"He's like, now let me take this Nebuchadnezzar type character...he looked at his kingdom and said 'I did this,' And God said, 'Oh for real, you did this?'" West goes on to describe that Nebuchadnezzar was supposedly bipolar and that when the king attempted to take credit for God's work, God made sure "he was driven away from people and ate grass like an ox. His body drenched with the dew of heaven until his hair grew like the feathers of an eagle and his nails like the claws of a bird." In summation, West believed his mental breakdown in 2017 was an act of God, and that it was God's way of humbling him and reminding him of who was in charge. West said, "Nebuchadnezzar was diagnosed with bipolar disorder, and he was still king." Now, West announced he will premiere an opera based on the life of the biblical king at Hollywood Bowl this year.

Kanye West performs in Houston jail with his Sunday Service choirwww.youtube.com

After the king of Judah staged a failed rebellion against Babylonian king Nebuchadnezzar, the latter was enraged and vowed to punish King Zedekiah for his transgressions. In 588 BCE, Nebuchadnezzar's army marched to the walls of Jerusalem and surrounded the city, cutting off the Jewish people from the fields outside of the city, which they relied on for food. For a year and a half, the Babylonian army starved out the Jewish people. It's written in the Book of Jeremiah that the corpses began to pile up in the streets of Jerusalem and disease began to engulf the city. The Babylonians finally lay siege to the city in 586 BCE, when the Jewish people were far too weak to defend themselves. At the order of King Nebuchadnezzar, the Babylonian army set Jerusalem ablaze in the 9th of Av (now known as Tisha B'Av in July), 586 BCE and burned the city to the ground, including the first Jewish temple. The army then forced the surviving Israelites to march back to Babylon, where they became enslaved to Nebuchadnezzar. In Judaism, the 9th of Av is recognized as a day of intense mourning, as it is marked as the beginning of what would become decades of enslavement.

West's respect and admiration for one of history's most recognized anti-Semites is problematic in its own right, but West does share an uncanny resemblance to Nebuchadnezzar in his approach to Christianity. His Sunday Service performances have dissolved into revival like affairs, with audience members kneeling and accepting Jesus as their one true savior.
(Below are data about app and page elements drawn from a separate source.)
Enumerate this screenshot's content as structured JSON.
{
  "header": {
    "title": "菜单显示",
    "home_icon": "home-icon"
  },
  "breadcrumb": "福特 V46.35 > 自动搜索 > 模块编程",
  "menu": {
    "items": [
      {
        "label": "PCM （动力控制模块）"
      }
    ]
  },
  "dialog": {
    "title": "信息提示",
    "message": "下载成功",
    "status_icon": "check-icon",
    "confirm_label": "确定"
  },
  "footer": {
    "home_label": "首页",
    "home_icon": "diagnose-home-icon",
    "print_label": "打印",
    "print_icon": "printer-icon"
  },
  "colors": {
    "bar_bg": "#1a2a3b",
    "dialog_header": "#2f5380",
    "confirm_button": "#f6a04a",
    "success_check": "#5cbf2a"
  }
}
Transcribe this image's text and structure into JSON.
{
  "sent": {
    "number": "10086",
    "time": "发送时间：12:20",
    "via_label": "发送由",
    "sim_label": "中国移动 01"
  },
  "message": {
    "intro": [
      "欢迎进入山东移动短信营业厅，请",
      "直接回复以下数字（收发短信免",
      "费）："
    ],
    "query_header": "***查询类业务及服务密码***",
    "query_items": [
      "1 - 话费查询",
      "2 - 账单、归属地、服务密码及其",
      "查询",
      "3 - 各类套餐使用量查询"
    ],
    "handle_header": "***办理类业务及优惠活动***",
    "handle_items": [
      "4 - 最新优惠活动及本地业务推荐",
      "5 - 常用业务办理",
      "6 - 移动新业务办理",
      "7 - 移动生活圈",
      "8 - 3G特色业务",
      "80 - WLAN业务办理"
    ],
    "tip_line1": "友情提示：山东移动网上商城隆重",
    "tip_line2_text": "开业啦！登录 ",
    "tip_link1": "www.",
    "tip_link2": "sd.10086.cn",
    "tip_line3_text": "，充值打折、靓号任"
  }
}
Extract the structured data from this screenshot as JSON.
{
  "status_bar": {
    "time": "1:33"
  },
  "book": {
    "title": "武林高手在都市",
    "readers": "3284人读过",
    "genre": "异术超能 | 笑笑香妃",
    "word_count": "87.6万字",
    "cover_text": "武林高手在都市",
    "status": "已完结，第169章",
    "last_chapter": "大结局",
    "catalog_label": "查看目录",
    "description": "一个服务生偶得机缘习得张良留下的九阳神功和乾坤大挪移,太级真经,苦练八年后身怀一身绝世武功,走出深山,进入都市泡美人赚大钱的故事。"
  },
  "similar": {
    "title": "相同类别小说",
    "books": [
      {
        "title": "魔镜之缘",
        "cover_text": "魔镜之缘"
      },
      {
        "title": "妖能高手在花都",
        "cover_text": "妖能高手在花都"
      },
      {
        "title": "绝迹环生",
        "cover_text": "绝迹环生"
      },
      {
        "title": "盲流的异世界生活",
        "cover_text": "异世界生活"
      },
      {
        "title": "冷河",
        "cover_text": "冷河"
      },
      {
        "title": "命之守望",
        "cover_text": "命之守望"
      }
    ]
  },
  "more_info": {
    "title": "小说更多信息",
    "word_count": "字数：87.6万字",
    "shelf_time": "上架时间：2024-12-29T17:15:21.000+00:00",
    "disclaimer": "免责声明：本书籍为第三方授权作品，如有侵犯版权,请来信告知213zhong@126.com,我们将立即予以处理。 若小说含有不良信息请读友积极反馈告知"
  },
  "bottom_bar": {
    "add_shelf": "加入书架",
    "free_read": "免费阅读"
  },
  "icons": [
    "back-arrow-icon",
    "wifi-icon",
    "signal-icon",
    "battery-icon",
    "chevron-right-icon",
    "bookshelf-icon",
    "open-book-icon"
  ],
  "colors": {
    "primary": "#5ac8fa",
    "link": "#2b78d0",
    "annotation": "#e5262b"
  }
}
Similarly, Nebuchadnezzar, after a series of dreams, decreed that nobody in Babylon should speak against God and forced his subjects to accept the supremacy of a one true lord.

This kind of militant view of Christianity is something Kanye has in common with Nebuchadnezzar, who was famously dismissive of those who stood against him and retaliated against his perceived enemies with violence. "There will be a time where I am president of the United States, and I will remember, I will forgive, but I will remember, any founder that didn't have the capacity to understand what we were doing," West told Zane Lowe. "Interesting tone though," Lowe responded with a laugh, "it's sort of like a threatening hybrid." West's smile quickly turned into a grimace. "What? I'm supposed to forget?"

The opera is set to premiere at the Hollywood Bowl on November 24.